As an Internet native, you’ve probably thought something like this at some point recently: “What social networking service is worth putting my time into? What will still be around by the end of next year?”. It’s often a big decision.
Maybe you spent ages deciding whether to go iPhone or Android; Perhaps you’re looking into subscriptions or paid applications; Maybe you just can’t decide which website to use to keep track of your movie watching habits.
Whatever your decision, it’s worth having a little more than gut feeling to go on.
So I’ve analysed the sorts of things people will be looking to do and the sorts of developers who seem to be both using open data and sharing their API where possible, while simultaneously adapting quickly to consumer needs. These are the players on tomorrow’s field.
1. Smartphone: Android
If you want to know which flavour of smartphone has the brightest future: it’s Android. Apple might make great stuff which just works, but they are busy locking things to their requirements while Android is busy allowing as much as possible.
Check out some great Android sites here:
2. Chat: Multi-Purpose Client
Skype will hold out on its own for a while, purely because other applications can’t access it. Ultimately though, the multi-purpose applications like Adium, Trillian and Meebo will win this race. It’s all about easily contacting people, wherever they happen to hang out. The best tool keeps you connected to the most people you like.
3. General Social Networks: Multi-Purpose Clients
For the moment, Facebook & Twitter will reign in their own separate ways. But in the end, the clear winner will be the network which best lets you use and share data from whichever social networks you wish to associate with and whoever is on those networks.
This means the future lies with the Tweetdecks and Seesmic’s of the world. Whichever developer can combine your multi-service updates, multi-service friend updates with a multi-service profile (like FriendFeed, Soup or something using widgets well) will ultimately win over any individual network. If it can combine multi-service chat too, it will be a winner for sure.
4. Online Collections & Specialised Networks: Open Data Applications
There’s a massive amount of specialised social networks online, many of which also double as a profile to display some sort of collection you own or like: books you like; movies you own; your exercise history. Without doubt, the specialised networks that will do best will be the ones which have their own thriving community and internal communication.
However, to build that community and make it easier on their users, the better networks will offer to update user data from more general social networks, send data back out as RSS or directly to other general networks, offer widgets and make available the API to use their data. They’ll try to use open-source databases for managing their collections if possible. They’ll also do their best to make your interaction with this network easy from a smartphone.
Good examples of niche networks and collection managers:
5. Smartphone Applications: Interactivity Within Apps

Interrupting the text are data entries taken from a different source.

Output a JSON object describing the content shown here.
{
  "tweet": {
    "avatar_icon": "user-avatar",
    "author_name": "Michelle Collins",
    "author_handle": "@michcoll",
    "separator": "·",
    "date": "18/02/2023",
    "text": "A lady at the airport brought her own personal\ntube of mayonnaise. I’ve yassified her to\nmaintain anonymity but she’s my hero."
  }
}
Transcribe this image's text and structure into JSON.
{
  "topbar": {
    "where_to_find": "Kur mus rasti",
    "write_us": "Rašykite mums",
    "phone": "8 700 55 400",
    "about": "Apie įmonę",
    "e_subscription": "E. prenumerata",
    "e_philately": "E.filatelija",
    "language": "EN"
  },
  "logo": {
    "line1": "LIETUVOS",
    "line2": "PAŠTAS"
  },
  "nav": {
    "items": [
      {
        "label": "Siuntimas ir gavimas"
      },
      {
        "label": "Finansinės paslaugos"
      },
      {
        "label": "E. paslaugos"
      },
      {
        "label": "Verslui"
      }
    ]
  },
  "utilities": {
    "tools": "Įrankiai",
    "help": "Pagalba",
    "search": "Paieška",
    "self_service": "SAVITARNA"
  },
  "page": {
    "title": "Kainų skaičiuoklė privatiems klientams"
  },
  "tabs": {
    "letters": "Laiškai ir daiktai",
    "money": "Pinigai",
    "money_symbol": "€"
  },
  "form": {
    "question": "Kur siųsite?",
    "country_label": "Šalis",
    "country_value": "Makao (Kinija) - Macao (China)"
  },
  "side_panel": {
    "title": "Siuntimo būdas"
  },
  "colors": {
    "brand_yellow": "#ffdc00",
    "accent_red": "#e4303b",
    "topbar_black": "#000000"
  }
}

Interactivity in applications means many things, but most importantly it’s about the applications being aware of other related applications and events, then behaving appropriately.
It shouldn’t be hard to access applications either. Users shouldn’t need to wade through piles of applications alphabetically: they should be able to indicate they want music and get pointed in the direction of the installed apps that will provide it. Until Android/iPhone and the apps work together to make something like this work, there’s apps that will help you to make sense of your apps.
I’d love it if I were standing under the Eiffel Tower, pulled out my phone and it said “Location: Eiffel Tower. Info? Share?” then allowed me to quickly get information from any of my location-aware or information-rich applications or share my location through an update or a check-in. The phone software would need to know the semantics of the applications, in the same way that when you share a picture it is able to suggest a method of sharing.
Applications which interact with information on a social network are also accessible online. Believe it or not, there are social networks out there which are not accessible via anything but your phone application. A good network will allow as many forms of interaction as possible, not limit it!
Then there’s interactivity between applications. For instance, an application which can scrobble tracks to Last.fm from almost any music player, or an alarm clock application which offers to start any music application when it goes off.
All Of The Above
Imagine if Meebo, Tweetdeck, FriendFeed, Foursquare, Google Contacts and Google Profiles got together, added a bunch of widgets from your other profiles and offered a great smartphone app. Here lies the answer to the ultimate social network: It’s everything working together.
In the end, wherever you’re making noise, it’s not social unless that noise gets to someone. If it’s not easy to share information, people won’t. If you join a new social network, there should be interactions with other members of the social network and/or information getting back to your real friends, wherever they happen to be contactable. Talking to yourself is not social: talking to your partner is social; talking on the phone is social; recording your voice for a podcast is social (as long as someone listens). Social networks online will either keep this in mind or fall into obscurity.
Let us know what you think in the comments below.